= About this exercise =
Return each line of the entries that mentions the word "title".
Start of Information supplied
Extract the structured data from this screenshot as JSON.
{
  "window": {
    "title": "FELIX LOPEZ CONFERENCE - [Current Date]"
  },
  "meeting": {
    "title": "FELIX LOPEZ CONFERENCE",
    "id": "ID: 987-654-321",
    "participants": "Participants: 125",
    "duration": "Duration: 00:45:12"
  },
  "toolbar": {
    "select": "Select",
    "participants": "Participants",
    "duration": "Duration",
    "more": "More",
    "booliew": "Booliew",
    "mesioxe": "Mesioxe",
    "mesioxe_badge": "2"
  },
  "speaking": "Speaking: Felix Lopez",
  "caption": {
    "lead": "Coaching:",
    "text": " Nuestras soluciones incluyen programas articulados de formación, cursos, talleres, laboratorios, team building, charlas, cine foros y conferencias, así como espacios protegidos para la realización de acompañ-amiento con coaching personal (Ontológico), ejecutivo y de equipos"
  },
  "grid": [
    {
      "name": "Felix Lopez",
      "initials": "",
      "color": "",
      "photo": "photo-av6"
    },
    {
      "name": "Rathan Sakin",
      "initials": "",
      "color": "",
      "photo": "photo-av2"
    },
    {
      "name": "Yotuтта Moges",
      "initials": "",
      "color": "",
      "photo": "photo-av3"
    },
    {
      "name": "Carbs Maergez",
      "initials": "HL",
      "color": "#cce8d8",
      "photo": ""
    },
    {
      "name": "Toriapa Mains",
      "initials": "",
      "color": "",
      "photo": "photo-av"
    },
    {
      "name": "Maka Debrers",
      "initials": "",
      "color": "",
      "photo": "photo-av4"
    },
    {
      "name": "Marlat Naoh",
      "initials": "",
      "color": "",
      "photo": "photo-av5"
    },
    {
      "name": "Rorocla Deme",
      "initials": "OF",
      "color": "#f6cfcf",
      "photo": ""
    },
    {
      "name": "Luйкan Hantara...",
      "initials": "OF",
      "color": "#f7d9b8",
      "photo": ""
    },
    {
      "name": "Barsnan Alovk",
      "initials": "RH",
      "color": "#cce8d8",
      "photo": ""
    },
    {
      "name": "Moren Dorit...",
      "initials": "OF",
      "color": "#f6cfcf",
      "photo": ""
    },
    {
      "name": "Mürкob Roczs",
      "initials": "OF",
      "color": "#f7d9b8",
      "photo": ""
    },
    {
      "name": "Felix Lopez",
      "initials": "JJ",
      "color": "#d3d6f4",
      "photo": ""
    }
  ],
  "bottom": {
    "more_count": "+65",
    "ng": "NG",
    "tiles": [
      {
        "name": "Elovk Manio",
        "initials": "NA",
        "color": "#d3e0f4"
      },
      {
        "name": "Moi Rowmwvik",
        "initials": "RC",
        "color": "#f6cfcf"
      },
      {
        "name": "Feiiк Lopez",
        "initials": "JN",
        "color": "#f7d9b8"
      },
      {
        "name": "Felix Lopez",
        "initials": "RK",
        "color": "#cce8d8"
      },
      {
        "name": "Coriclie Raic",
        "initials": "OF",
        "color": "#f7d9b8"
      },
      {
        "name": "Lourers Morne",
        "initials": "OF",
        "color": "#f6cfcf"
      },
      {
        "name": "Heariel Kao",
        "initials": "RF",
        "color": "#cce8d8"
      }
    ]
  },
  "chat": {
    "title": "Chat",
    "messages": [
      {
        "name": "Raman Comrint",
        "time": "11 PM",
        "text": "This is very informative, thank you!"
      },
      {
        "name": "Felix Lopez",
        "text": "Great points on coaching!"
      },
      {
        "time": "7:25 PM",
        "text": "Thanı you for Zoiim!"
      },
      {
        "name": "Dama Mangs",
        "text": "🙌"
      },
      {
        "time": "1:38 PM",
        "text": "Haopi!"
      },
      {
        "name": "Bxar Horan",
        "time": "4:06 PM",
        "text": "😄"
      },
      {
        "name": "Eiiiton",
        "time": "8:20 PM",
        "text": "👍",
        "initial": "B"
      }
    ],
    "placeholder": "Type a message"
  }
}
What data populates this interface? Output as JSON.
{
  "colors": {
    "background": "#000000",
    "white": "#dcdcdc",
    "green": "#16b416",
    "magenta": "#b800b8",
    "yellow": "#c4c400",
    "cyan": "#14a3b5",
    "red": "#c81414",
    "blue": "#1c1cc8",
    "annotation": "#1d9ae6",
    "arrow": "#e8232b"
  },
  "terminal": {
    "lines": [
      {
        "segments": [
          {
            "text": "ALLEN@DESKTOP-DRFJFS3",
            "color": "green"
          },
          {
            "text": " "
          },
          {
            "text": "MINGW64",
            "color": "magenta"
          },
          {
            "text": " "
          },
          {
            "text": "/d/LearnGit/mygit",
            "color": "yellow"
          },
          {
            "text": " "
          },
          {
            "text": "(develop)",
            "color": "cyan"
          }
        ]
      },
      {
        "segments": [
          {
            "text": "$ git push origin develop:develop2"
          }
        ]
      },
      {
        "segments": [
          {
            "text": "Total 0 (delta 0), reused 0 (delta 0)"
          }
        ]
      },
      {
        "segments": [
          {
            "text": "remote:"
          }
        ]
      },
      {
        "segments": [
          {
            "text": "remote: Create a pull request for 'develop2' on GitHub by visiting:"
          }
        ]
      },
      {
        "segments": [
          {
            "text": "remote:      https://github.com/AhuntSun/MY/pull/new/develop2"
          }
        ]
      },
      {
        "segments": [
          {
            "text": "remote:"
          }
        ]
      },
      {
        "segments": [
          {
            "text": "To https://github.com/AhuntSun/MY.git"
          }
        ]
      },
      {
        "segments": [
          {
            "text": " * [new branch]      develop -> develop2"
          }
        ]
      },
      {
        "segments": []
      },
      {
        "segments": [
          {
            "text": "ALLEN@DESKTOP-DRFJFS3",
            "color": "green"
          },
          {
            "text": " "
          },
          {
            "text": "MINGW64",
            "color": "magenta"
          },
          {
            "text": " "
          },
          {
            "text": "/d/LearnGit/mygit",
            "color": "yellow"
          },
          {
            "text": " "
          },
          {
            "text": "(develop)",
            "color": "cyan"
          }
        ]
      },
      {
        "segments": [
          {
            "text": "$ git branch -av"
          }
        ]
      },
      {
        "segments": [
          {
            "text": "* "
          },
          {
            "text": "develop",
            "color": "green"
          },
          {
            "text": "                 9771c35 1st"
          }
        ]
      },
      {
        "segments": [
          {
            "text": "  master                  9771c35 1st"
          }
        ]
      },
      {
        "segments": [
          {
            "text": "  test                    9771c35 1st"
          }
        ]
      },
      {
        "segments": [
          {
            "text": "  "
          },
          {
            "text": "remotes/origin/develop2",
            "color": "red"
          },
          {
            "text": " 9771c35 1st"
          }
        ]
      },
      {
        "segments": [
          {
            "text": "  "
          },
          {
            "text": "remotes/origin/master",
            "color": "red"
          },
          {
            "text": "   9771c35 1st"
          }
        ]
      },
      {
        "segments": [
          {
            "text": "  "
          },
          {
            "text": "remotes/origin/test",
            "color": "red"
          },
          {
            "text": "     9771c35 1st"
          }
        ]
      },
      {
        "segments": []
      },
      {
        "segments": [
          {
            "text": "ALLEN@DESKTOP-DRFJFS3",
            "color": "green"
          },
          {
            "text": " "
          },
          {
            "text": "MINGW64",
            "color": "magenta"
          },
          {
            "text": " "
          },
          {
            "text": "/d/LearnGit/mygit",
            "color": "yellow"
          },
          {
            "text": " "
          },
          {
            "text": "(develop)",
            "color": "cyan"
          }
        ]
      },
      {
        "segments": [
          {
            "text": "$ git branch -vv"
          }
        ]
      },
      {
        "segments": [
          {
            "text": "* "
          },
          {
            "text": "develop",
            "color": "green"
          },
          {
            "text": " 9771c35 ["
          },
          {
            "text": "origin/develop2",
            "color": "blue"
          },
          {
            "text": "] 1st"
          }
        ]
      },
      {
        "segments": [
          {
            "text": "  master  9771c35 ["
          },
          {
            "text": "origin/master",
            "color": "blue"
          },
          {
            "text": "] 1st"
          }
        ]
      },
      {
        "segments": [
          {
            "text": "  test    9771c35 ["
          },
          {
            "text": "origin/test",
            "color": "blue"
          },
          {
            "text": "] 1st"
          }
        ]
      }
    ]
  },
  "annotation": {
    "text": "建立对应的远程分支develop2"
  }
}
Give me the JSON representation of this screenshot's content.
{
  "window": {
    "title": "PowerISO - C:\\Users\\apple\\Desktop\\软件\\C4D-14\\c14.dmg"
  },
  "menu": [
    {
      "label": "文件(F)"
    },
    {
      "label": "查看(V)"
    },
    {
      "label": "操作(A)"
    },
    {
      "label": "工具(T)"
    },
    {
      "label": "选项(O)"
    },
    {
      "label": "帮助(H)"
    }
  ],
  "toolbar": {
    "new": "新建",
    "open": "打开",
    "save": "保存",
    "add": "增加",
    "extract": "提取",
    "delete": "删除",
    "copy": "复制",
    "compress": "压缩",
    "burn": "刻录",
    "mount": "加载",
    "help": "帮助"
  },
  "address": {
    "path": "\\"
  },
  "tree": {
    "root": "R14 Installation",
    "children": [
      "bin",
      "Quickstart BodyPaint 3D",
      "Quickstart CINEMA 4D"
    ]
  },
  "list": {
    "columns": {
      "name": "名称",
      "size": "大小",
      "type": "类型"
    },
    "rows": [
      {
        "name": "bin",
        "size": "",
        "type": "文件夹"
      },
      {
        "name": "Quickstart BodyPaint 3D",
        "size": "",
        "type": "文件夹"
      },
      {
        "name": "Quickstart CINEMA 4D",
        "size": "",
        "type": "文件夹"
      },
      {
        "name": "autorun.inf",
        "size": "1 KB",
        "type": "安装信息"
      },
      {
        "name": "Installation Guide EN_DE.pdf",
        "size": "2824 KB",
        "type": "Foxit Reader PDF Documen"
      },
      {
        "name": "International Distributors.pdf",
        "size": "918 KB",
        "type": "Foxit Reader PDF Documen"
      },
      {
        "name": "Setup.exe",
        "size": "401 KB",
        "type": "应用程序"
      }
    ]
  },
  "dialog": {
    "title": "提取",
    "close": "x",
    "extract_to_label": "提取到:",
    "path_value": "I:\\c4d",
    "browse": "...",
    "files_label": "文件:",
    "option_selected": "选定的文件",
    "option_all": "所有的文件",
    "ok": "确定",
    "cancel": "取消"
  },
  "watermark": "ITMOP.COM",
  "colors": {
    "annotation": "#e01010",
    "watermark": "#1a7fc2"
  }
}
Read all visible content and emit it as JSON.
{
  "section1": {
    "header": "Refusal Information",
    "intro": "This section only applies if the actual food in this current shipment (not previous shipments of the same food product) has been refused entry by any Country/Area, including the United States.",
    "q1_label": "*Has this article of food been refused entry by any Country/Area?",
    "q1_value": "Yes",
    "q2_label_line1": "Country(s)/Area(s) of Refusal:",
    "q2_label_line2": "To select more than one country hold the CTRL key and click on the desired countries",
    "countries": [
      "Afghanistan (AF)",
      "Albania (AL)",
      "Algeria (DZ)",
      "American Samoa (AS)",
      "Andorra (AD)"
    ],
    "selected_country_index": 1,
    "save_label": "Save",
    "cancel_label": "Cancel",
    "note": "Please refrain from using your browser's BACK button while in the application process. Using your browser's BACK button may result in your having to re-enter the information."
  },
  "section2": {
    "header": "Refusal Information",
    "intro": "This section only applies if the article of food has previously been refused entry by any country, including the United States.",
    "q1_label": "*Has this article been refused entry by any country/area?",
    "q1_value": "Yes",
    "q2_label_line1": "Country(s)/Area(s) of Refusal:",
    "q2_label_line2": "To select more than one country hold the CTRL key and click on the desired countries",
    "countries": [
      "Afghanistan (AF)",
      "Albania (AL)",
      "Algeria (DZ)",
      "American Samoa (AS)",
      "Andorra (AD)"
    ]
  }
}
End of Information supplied
= Solution =
    "title": "FELIX LOPEZ CONFERENCE - [Current Date]"
    "title": "FELIX LOPEZ CONFERENCE",
    "title": "Chat",
    "title": "PowerISO - C:\\Users\\apple\\Desktop\\软件\\C4D-14\\c14.dmg"
    "title": "提取",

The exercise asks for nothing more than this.